Sundance is quickly becoming the unofficial home for illness dramas masked as comedies, a genre unto itself despite the difficulty of pulling off such a delicate emotional balance. This year's entry in that growing field is Other People, the confident, heartfelt, and funny directorial debut by SNL writer Chris Kelly, who casts one of that show's most talented stars, Molly Shannon, in a role that's sure to have people looking at her as more than just a comedienne. But this is a film full of eye-opening performances and subtle turns that will make you laugh and cry in equal measure.

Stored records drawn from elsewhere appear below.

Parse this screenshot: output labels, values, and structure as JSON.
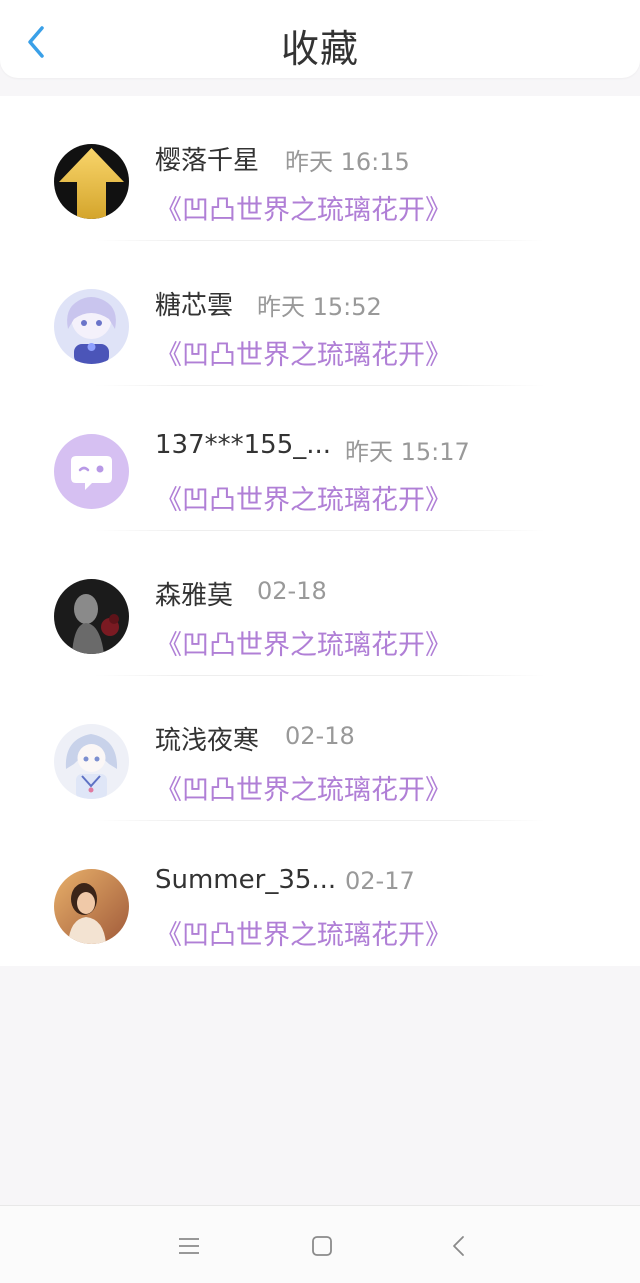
{
  "header": {
    "title": "收藏",
    "back_icon": "chevron-left-icon",
    "accent_color": "#3aa0e8"
  },
  "favorites": [
    {
      "name": "樱落千星",
      "time": "昨天 16:15",
      "collection": "《凹凸世界之琉璃花开》",
      "avatar": "gold-arrow-avatar"
    },
    {
      "name": "糖芯雲",
      "time": "昨天 15:52",
      "collection": "《凹凸世界之琉璃花开》",
      "avatar": "anime-girl-avatar"
    },
    {
      "name": "137***155_...",
      "time": "昨天 15:17",
      "collection": "《凹凸世界之琉璃花开》",
      "avatar": "default-chat-avatar"
    },
    {
      "name": "森雅莫",
      "time": "02-18",
      "collection": "《凹凸世界之琉璃花开》",
      "avatar": "dark-portrait-avatar"
    },
    {
      "name": "琉浅夜寒",
      "time": "02-18",
      "collection": "《凹凸世界之琉璃花开》",
      "avatar": "anime-girl-blue-avatar"
    },
    {
      "name": "Summer_35...",
      "time": "02-17",
      "collection": "《凹凸世界之琉璃花开》",
      "avatar": "photo-girl-avatar"
    }
  ],
  "colors": {
    "collection_text": "#b07fd6",
    "time_text": "#999999",
    "name_text": "#333333"
  },
  "navbar": {
    "menu_icon": "menu-icon",
    "home_icon": "square-home-icon",
    "back_icon": "triangle-back-icon"
  }
}
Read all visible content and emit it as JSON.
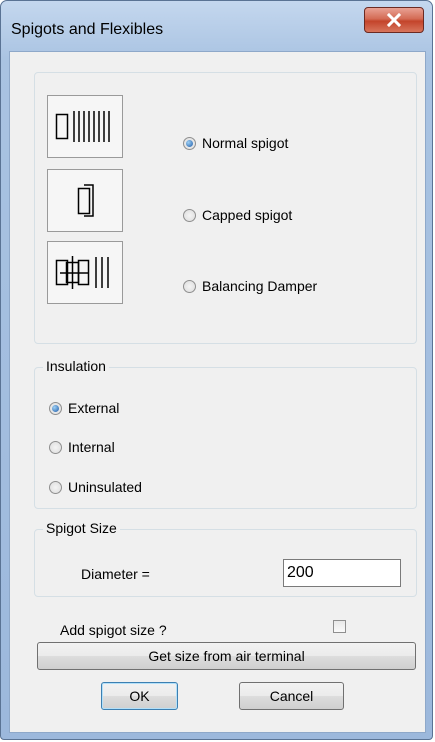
{
  "window": {
    "title": "Spigots and Flexibles"
  },
  "spigot_type": {
    "options": [
      {
        "label": "Normal spigot",
        "checked": true
      },
      {
        "label": "Capped spigot",
        "checked": false
      },
      {
        "label": "Balancing Damper",
        "checked": false
      }
    ]
  },
  "insulation": {
    "label": "Insulation",
    "options": [
      {
        "label": "External",
        "checked": true
      },
      {
        "label": "Internal",
        "checked": false
      },
      {
        "label": "Uninsulated",
        "checked": false
      }
    ]
  },
  "spigot_size": {
    "label": "Spigot Size",
    "diameter_label": "Diameter =",
    "diameter_value": "200"
  },
  "add_size": {
    "label": "Add spigot size ?",
    "checked": false
  },
  "buttons": {
    "get_size": "Get size from air terminal",
    "ok": "OK",
    "cancel": "Cancel"
  }
}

While Shannon gets to show her rarely-used dramatic chops, it's Friday Night Lights, Breaking Bad, and Fargo scene-stealer Jesse Plemons who delivers in his biggest role to date. He plays David, a struggling gay comedy writer who returns home to Sacramento help care for his mother Joanne (Shannon) who is dying of cancer. They say that love means never having to say you're sorry, but it also means setting your own shit aside when others need you more, and that's what David does for his family. He's got enough to contend with, missing out on a potentially lucrative comedy pilot and dealing with a painful breakup. Outwardly, David seems perfectly okay, but inside he's a wreck who is barely holding it together.
Kelly, who is basing the story largely on his own experiences, doesn't try to hide the tragic end of Joanne's disease. The film actually begins with the family grieving over her death, but he uses this moment of sadness to find ironic humor in the situation. It sets the tone for the entire film in which laughs and lightness are found in moments of great tragedy. David, who has been living with rejection by his father (Bradley Whitford), finds ways to connect with his two sisters and ease his mother's pain by convincing her everything is okay.
The tender moments shared between David and Joanne are beautifully done and the film's centerpiece. Plemons is given a truly complex character to embody for the first time and his performance is a genuine revelation. David's not some golden child; he isn't perfect at all, really. But he's real and flawed, capable of selfishly putting his own grief ahead of his siblings'. As great as Plemons is, and could be poised to become a huge star, he's even better with paired with Shannon. It's not an understatement to say that Shannon has never been better. This is a role that could have been sappy and melodramatic, but the tears we shed for Joanne aren't just because she's dying. It's at the loss of a vibrant life, one still full of great potential. She's a woman with a big personality and a lot of love in her heart, and watching her wither away over the course of a year is devastating. Interestingly, Shannon co-starred in last year's breakout Sundance hit, Me and Earl and the Dying Girl, playing the mother of a cancer-stricken teen. But with Other People she proves she can tackle the disease herself with humor and grace.
Rating: 4 out of 5